If you haven't heard about this beautiful graphic novel series yet, now is the perfect time to catch up on the first four volumes. Following shy Charlie and rugby-star Nick, Heartstopper has been renowned for its masterful handling of serious topics such as homophobia, mental health, and eating disorders, as well as the sweet romance at its core. Charlie Spring is pretty sure that his crush on school athlete Nick is safe and inconsequential. After all, Nick is handsome, athletic, and popular--half of the neighboring girls' school probably has a crush on him. Too bad Charlie's been made into a social pariah since being outed to the whole school. But then it seems like Charlie's crush isn't quite as one-sided and unrequited as he thought. From the kindness of unlikely friendship, to the full blown romance of first love, Heartstopper is a beautiful story that celebrates queer identities and mental health. The final volume of the graphic novel is expected to be released near the end of 2022, and a live-action TV adaptation is coming this spring.
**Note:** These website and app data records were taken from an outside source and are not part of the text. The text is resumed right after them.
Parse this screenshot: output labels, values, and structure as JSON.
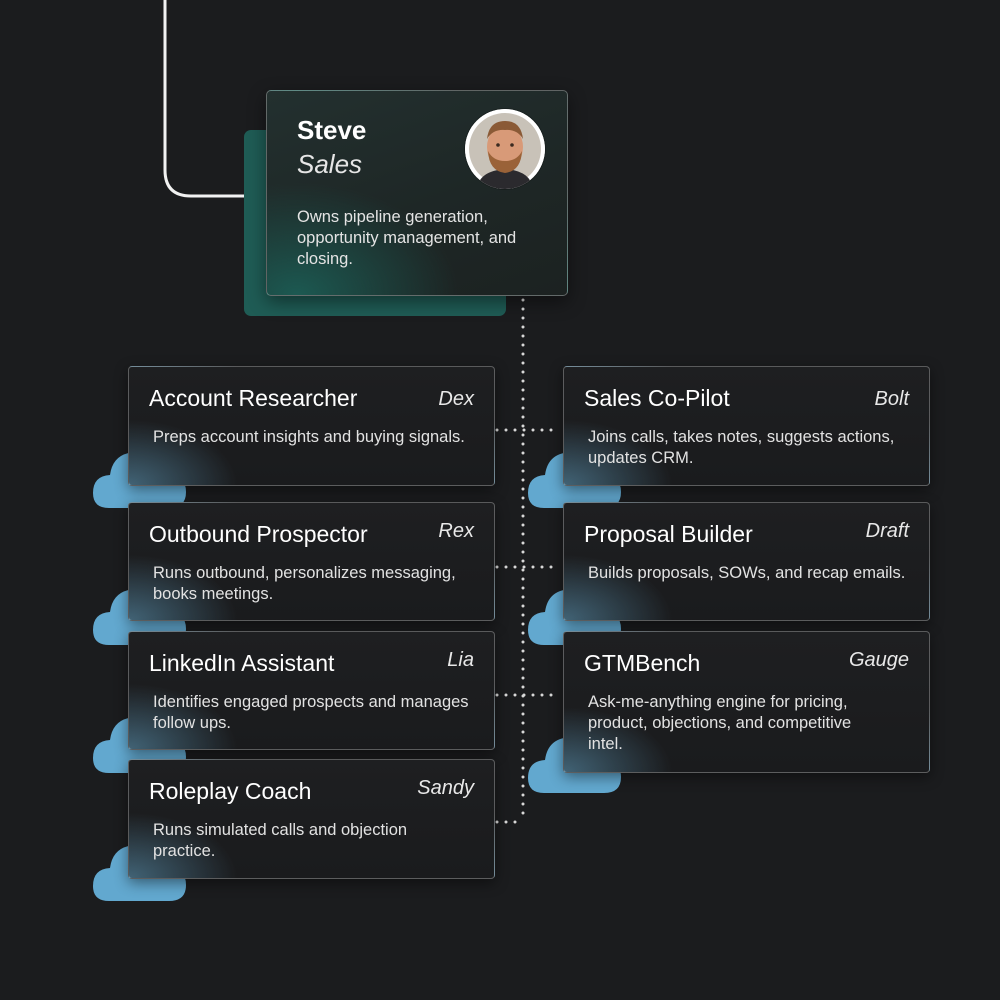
{
  "lead": {
    "name": "Steve",
    "role": "Sales",
    "description": "Owns pipeline generation, opportunity management, and closing."
  },
  "agents_left": [
    {
      "title": "Account Researcher",
      "agent": "Dex",
      "description": "Preps account insights and buying signals."
    },
    {
      "title": "Outbound Prospector",
      "agent": "Rex",
      "description": "Runs outbound, personalizes messaging, books meetings."
    },
    {
      "title": "LinkedIn Assistant",
      "agent": "Lia",
      "description": "Identifies engaged prospects and manages follow ups."
    },
    {
      "title": "Roleplay Coach",
      "agent": "Sandy",
      "description": "Runs simulated calls and objection practice."
    }
  ],
  "agents_right": [
    {
      "title": "Sales Co-Pilot",
      "agent": "Bolt",
      "description": "Joins calls, takes notes, suggests actions, updates CRM."
    },
    {
      "title": "Proposal Builder",
      "agent": "Draft",
      "description": "Builds proposals, SOWs, and recap emails."
    },
    {
      "title": "GTMBench",
      "agent": "Gauge",
      "description": "Ask-me-anything engine for pricing, product, objections, and competitive intel."
    }
  ],
  "colors": {
    "background": "#1b1c1e",
    "lead_accent": "#1f5c55",
    "agent_accent": "#5fa2c6",
    "connector": "#e8e8e8"
  },
  "icons": [
    "avatar-photo",
    "cloud-icon"
  ]
}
Instructions for Dancing by Nicola Yoon
From one of today's most prolific Young Adult romance authors, Instructions for Dancing tells the emotional, hopeful, jaded story of Evie Thomas, who has stopped believing in love after her parents' harsh, messy divorce. Once a romance novel aficionado, Evie finds herself in possession of a most unfortunate (but timely) power: if she sees a couple kiss, Evie can see all of the major points of their relationship--how they met, how they fell in love, and how they'll end. And they always end. When Evie joins a local dance school on a whim and is paired with the enigmatic, charismatic X, she's pretty firm in her beliefs. But X is passionate, daring, and undeniably cute. Can Evie risk growing attached to her dance partner if she knows that they'll inevitably come to an end? Instructions for Dancing brings its readers through the hardships of a splitting family, as well as up the joys of young love and down the pitfalls of devastating heartbreak.
Write for Thursday Matinee
We feature one mini-essay per issue. Usually, we receive more pitches per theme than we are able to publish, which means we are very selective in choosing pitches.
Mini-essays should be 400-600 words. Writers will be paid $10. Send all pitches and inquiries to email@example.com.
A Reflection on Rom-Coms
Pitch Sydney by Thursday, February 3.
The season of love is here, which means it’s time to snuggle up with your S/O and watch a romcom. These are movies we know will have a happy ending, where love overcomes all. Most of our favorites are from bygone times and outside of holiday movies, romcoms have not been as popular as of late. For this issue, I want pitches on why we all still love our late 2000s/early 2010s romcoms, the terrible representation of diverse sexualities in romcoms, why everyone should watch your favorite romcom, the role of a romcom in the age of dating apps and TikTok lesbians, and how the plots of romcoms influence modern dating.